The Roman fort in Saalburg, Germany — about smack dab in the middle of Frankfurt, Dresden, Leipzig, and Nurnberg — was occupied about 90-260 CE, as All That's Interesting tells us. About 2000 people lived inside its walls, surrounded by an external village. The fort, now a museum and dedicated UNESCO World Heritage Site, has produced lots of valuable archaeological finds. It's got walls, temples, and trees, as the Saalburg website shows, but the shoe in question? It was found in a well.

The shoe — sandal, really — is a gloriously decorated caligae punctured by geometric designs, lacy decorative patterns, and rows of ovals across the collar. Its sole is heavier, which means it was worn outside. Its bevy of embellishments indicates it was not only a lady's shoe, but a wealthy lady. If someone wore these down the street in the ancient Roman empire, they'd turn heads as easily as a pair of shoes from a modern Italian master. 

Far from being the only find of its kind, repositories such as the Museum of London contain over 3,500 such leather artifacts, 89% of which are footwear. 22% of them are large and bulky enough to be men's, typically found at military locations, and the rest are women's. Many are highly ornate and trimmed with symbols, designs, astrological signs, gold leaf, and hobnailed patterns, or have copper-alloy studs in the sole that left messages in soft ground, even anti-imperial political protest messages.

Form over function, plus lots of rocking socks with sandals
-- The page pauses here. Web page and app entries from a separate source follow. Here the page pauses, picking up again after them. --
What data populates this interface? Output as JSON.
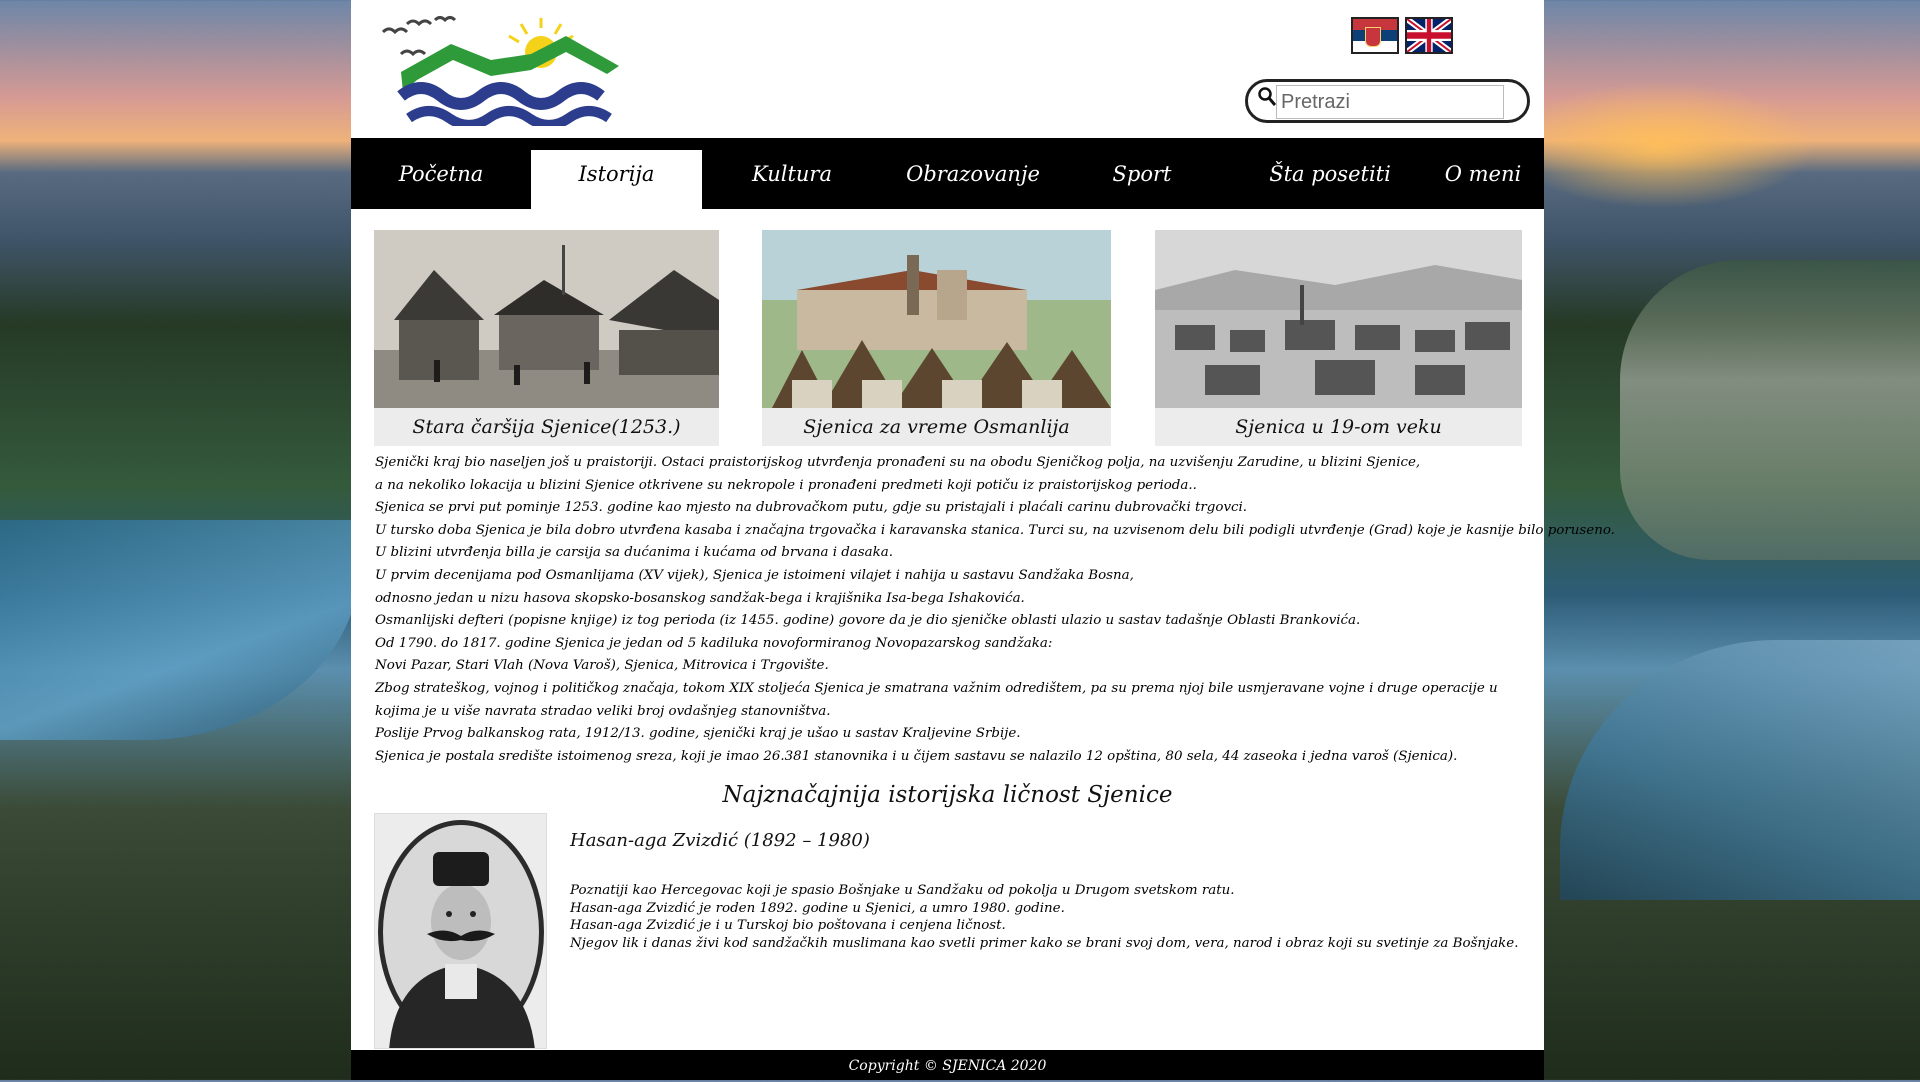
{
  "header": {
    "search_placeholder": "Pretrazi",
    "flags": [
      {
        "icon": "serbia-flag-icon",
        "colors": [
          "#c6363c",
          "#0c4076",
          "#ffffff"
        ]
      },
      {
        "icon": "uk-flag-icon",
        "colors": [
          "#012169",
          "#ffffff",
          "#c8102e"
        ]
      }
    ]
  },
  "nav": {
    "items": [
      {
        "label": "Početna"
      },
      {
        "label": "Istorija",
        "active": true
      },
      {
        "label": "Kultura"
      },
      {
        "label": "Obrazovanje"
      },
      {
        "label": "Sport"
      },
      {
        "label": "Šta posetiti"
      },
      {
        "label": "O meni"
      }
    ]
  },
  "gallery": [
    {
      "caption": "Stara čaršija Sjenice(1253.)"
    },
    {
      "caption": "Sjenica za vreme Osmanlija"
    },
    {
      "caption": "Sjenica u 19-om veku"
    }
  ],
  "history": [
    "Sjenički kraj bio naseljen još u praistoriji. Ostaci praistorijskog utvrđenja pronađeni su na obodu Sjeničkog polja, na uzvišenju Zarudine, u blizini Sjenice,",
    " a na nekoliko lokacija u blizini Sjenice otkrivene su nekropole i pronađeni predmeti koji potiču iz praistorijskog perioda..",
    "Sjenica se prvi put pominje 1253. godine kao mjesto na dubrovačkom putu, gdje su pristajali i plaćali carinu dubrovački trgovci.",
    "U tursko doba Sjenica je bila dobro utvrđena kasaba i značajna trgovačka i karavanska stanica. Turci su, na uzvisenom delu bili podigli utvrđenje (Grad) koje je kasnije bilo poruseno.",
    "U blizini utvrđenja billa je carsija sa dućanima i kućama od brvana i dasaka.",
    "U prvim decenijama pod Osmanlijama (XV vijek), Sjenica je istoimeni vilajet i nahija u sastavu Sandžaka Bosna,",
    "odnosno jedan u nizu hasova skopsko-bosanskog sandžak-bega i krajišnika Isa-bega Ishakovića.",
    "Osmanlijski defteri (popisne knjige) iz tog perioda (iz 1455. godine) govore da je dio sjeničke oblasti ulazio u sastav tadašnje Oblasti Brankovića.",
    "Od 1790. do 1817. godine Sjenica je jedan od 5 kadiluka novoformiranog Novopazarskog sandžaka:",
    "Novi Pazar, Stari Vlah (Nova Varoš), Sjenica, Mitrovica i Trgovište.",
    "Zbog strateškog, vojnog i političkog značaja, tokom XIX stoljeća Sjenica je smatrana važnim odredištem, pa su prema njoj bile usmjeravane vojne i druge operacije u",
    " kojima je u više navrata stradao veliki broj ovdašnjeg stanovništva.",
    "Poslije Prvog balkanskog rata, 1912/13. godine, sjenički kraj je ušao u sastav Kraljevine Srbije.",
    "Sjenica je postala središte istoimenog sreza, koji je imao 26.381 stanovnika i u čijem sastavu se nalazilo 12 opština, 80 sela, 44 zaseoka i jedna varoš (Sjenica)."
  ],
  "person": {
    "heading": "Najznačajnija istorijska ličnost Sjenice",
    "name": "Hasan-aga Zvizdić (1892 – 1980)",
    "lines": [
      "Poznatiji kao Hercegovac koji je spasio Bošnjake u Sandžaku od pokolja u Drugom svetskom ratu.",
      "Hasan-aga Zvizdić je roden 1892. godine u Sjenici, a umro 1980. godine.",
      "Hasan-aga Zvizdić je i u Turskoj bio poštovana i cenjena ličnost.",
      "Njegov lik i danas živi kod sandžačkih muslimana kao svetli primer kako se brani svoj dom, vera, narod i obraz koji su svetinje za Bošnjake."
    ]
  },
  "footer": {
    "text": "Copyright © SJENICA 2020"
  }
}
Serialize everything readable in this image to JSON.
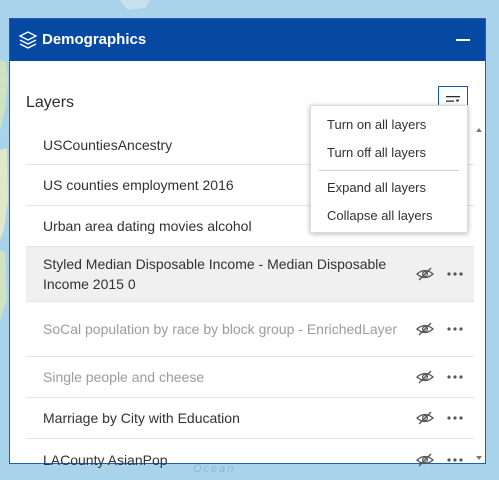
{
  "map": {
    "ocean_label": "Ocean"
  },
  "panel": {
    "title": "Demographics",
    "heading": "Layers",
    "collapse_icon": "minimize-icon",
    "options_icon": "layer-list-options-icon"
  },
  "layers": [
    {
      "label": "USCountiesAncestry",
      "visible": true,
      "show_tools": false
    },
    {
      "label": "US counties employment 2016",
      "visible": true,
      "show_tools": false
    },
    {
      "label": "Urban area dating movies alcohol",
      "visible": true,
      "show_tools": false
    },
    {
      "label": "Styled Median Disposable Income - Median Disposable Income 2015 0",
      "visible": true,
      "show_tools": true,
      "highlighted": true
    },
    {
      "label": "SoCal population by race by block group - EnrichedLayer",
      "visible": false,
      "show_tools": true
    },
    {
      "label": "Single people and cheese",
      "visible": false,
      "show_tools": true
    },
    {
      "label": "Marriage by City with Education",
      "visible": true,
      "show_tools": true
    },
    {
      "label": "LACounty AsianPop",
      "visible": true,
      "show_tools": true
    }
  ],
  "menu": {
    "items": [
      "Turn on all layers",
      "Turn off all layers",
      "Expand all layers",
      "Collapse all layers"
    ]
  },
  "colors": {
    "header": "#0649a3",
    "accent": "#0a56b8",
    "map_water": "#a9d3ea"
  }
}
Lest you think that the Romans ranked style above all else, they were pragmatists first. While the Greeks may have preferred "form over function" from 1000-700 BCE, as Startup Fashion says, the Romans reengineered some practical lessons from their military back into civilian life. Nothing about any shoe's core construction was incidental. As Ancient History Magazine quotes of caligae, the shoe that gave rise to modern gladiator sandals, "The nailing on the undersole is not random: the characteristic D-shaped pattern distributed the support where needed. The pattern identified footprints of soldiers, even on drying clay tiles. This pattern is echoed almost two thousand years later on the bottom of modern sport shoes." Even the mere 2000-year preservation of Roman footwear is due to vegetable tanning technology derived from the need to have a more long-lasting shoe for soldiers, as ThoughtCo describes.
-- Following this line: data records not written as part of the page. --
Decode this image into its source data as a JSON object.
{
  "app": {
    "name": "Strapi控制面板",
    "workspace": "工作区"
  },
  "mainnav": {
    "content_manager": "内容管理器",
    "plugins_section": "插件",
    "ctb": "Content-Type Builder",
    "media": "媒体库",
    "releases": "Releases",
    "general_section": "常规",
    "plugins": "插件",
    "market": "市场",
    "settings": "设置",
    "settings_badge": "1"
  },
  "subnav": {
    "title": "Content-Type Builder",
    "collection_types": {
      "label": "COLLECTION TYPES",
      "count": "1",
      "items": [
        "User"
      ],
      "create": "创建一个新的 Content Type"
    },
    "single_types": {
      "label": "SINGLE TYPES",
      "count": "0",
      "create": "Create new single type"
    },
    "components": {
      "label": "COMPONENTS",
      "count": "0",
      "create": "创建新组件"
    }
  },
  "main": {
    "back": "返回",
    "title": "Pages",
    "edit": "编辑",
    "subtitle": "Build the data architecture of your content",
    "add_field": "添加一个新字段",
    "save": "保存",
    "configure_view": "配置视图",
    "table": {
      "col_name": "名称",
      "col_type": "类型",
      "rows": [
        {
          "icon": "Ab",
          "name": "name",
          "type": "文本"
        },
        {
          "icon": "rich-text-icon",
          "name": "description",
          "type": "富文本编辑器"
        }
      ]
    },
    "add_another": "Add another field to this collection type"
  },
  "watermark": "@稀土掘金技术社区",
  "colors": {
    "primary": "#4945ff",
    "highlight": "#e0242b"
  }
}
That being said, some Roman fashion choices might not fly these days. As the Museum of London explains, colder, non-Mediterranean climates within the empire required the use of not only shoes, but socks. However, folks were reluctant to give up the often hole-based decorations in their shoes, and as a result, not only wore the modernly reviled sock-and-sandal combo, but used the punching patterns in their sandals to display colorfully dyed socks beneath. Probably not a good idea to make fun of a soldier or gladiator rocking this look, though.